The fledgling outdoor adventure sport celebrates its birthday
I stared down over the edge of the cliff above Black's Beach, wishing I'd brought a mountain goat. The pass to the bottom was narrow and rocky, but my handheld GPS told me I had no choice. What I was looking for, a small box, was a half-mile ahead and 300 feet down. So, over the cliff I went.
The first time I'd done something like this was about five years ago, in West Virginia. Some state tourism officials called me and asked if I'd like to try something called "geocaching," a sort of hiking, treasure hunting and technology hybrid that uses GPS coordinates to locate hidden "caches" all over the world.
It all started nine years ago this May 1, when the U.S. government turned off the selective availability of its Global Positioning System satellites orbiting earth. That gave civilians with GPS devices the ability to pinpoint small objects, like a hidden container, within just a few feet for the first time ever. One enterprising guy in Portland got an idea. On May 3, he hid a black bucket with a few trinkets in it in the woods outside his home and marked the coordinates with his GPS device. He posted them online and three days later, it'd been found twice, giving birth to what would eventually be known as geocaching.
Today, there are around 64,000 geocaches hidden in California, and 16,000 of those are within 100 miles of San Diego. I decided I'd try and find a few, then write about it. It's not as easy as it sounds.
My first attempt, cache number GC1F44E, took two hours to find — and it was marked as "easy" on geocaching.com. But a friend and I spent an entire afternoon pacing back and forth under the Rio Vista trolley stop in Mission Valley, looking for a tiny box hidden somewhere along the bike path.
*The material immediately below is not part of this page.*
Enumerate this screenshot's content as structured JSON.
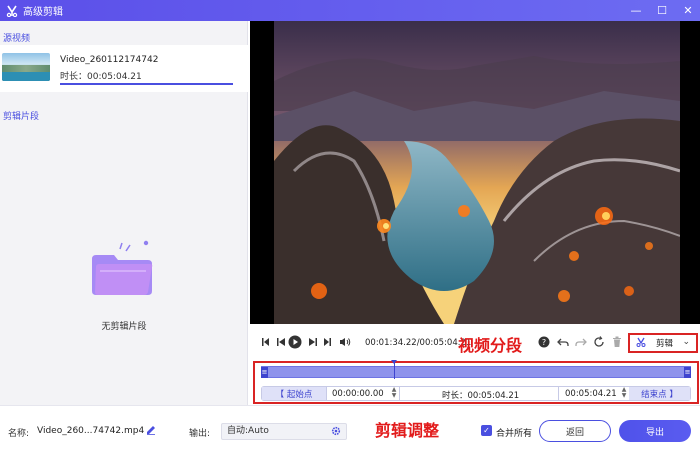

We quickly found that the problem with most GPS devices is that they're, at best, accurate only to within about 10 feet. Depending on things such as clouds, trees or, say, the trolley tracks high above you, accuracy can easily drop to 50 or even 100 feet. That leaves just you and your wits to locate the cache. From what I gathered reading online, some people seem to have a preternatural ability to find these things. My friend and I, not so much.
So, we cheated. We read the hint on geocaching.com that told us to look for the "orange dot" on the sidewalk, then move 2 feet to our right. This particular sidewalk just happened to have orange dots about every 10 feet, but no matter. After a process of trial and error — and error — we found the cache just under a bush, covered with some leaves and branches.
"That's it?" my friend asked as we opened the army-green box. He was right; it was a bit anticlimactic. Geocaching bills itself as a treasure hunt, but the caches don't really contain anything of value, just a logbook and maybe a few trinkets.
I wanted a bigger challenge. So I went back online and got the coordinates for a cache near Black's beach, a place I'd only seen in news reports about lifeguards rescuing people from the cliffs. Standing at the top, overlooking the water, I could see why. I followed the compass on my GPS and slowly made my way down the treacherous path — too slowly, I could tell, for the man and his friend behind me. They'd been on my heels for about 50 feet, and all I could think was that if one of them fell, they were going to take me down with them.
I stepped to the side to let them pass, then continued on my way, pausing for just a few moments to take in the view. I could see why other geocachers rated this hike highly, though was confused by the mere 2.5-difficulty rating the terrain received. I couldn't imagine what a trail on the top of the scale looked like.
By the time I made it to the beach, and then the half-mile north to where the cache was hidden deep in a crevice, I was winded and hot from the sun. I climbed my way through the crack in the cliffs, pushing the thought of snakes and the occasional "what am I doing" out of my mind as I rummaged around thorny bushes looking for what was described online as a small camo-colored container.
After about a half-hour, I was tempted to give up. But then I spotted it, peeking out from behind a rock. I retrieved the box from its hiding spot and found the usuals inside: a logbook, a few small toys, a postcard, a key chain. Nothing out of the ordinary. Just like the others, there was no treasure, nothing even remotely exciting. Still, I had a sense of accomplishment.
I thought about that as I walked back, trying to keep my mind on anything but the unclothed sunbathers around me, wondering what it is about geocaching that keeps me and thousands of others across the world coming back. The thrill of the hunt? The satisfaction of a task completed? Maybe it was just the sense of being on a mission, or an excuse to get outside. The Black's Beach cache had allowed me to see parts of San Diego I probably never would've seen by my own accord. Whatever it was, it made me happy and I decided I didn't really need to know why.
I arrived at the base of the trail that had brought me down to the beach. I looked up — way up — to the top. I muttered a curse word under my breath, then promised myself that next time I'd stick to the caches in less-remote locations, like the one hidden at the monument in Little Italy or those along the trolley.
Last time I checked, there were about a dozen. At my rate, that'll keep me busy for weeks.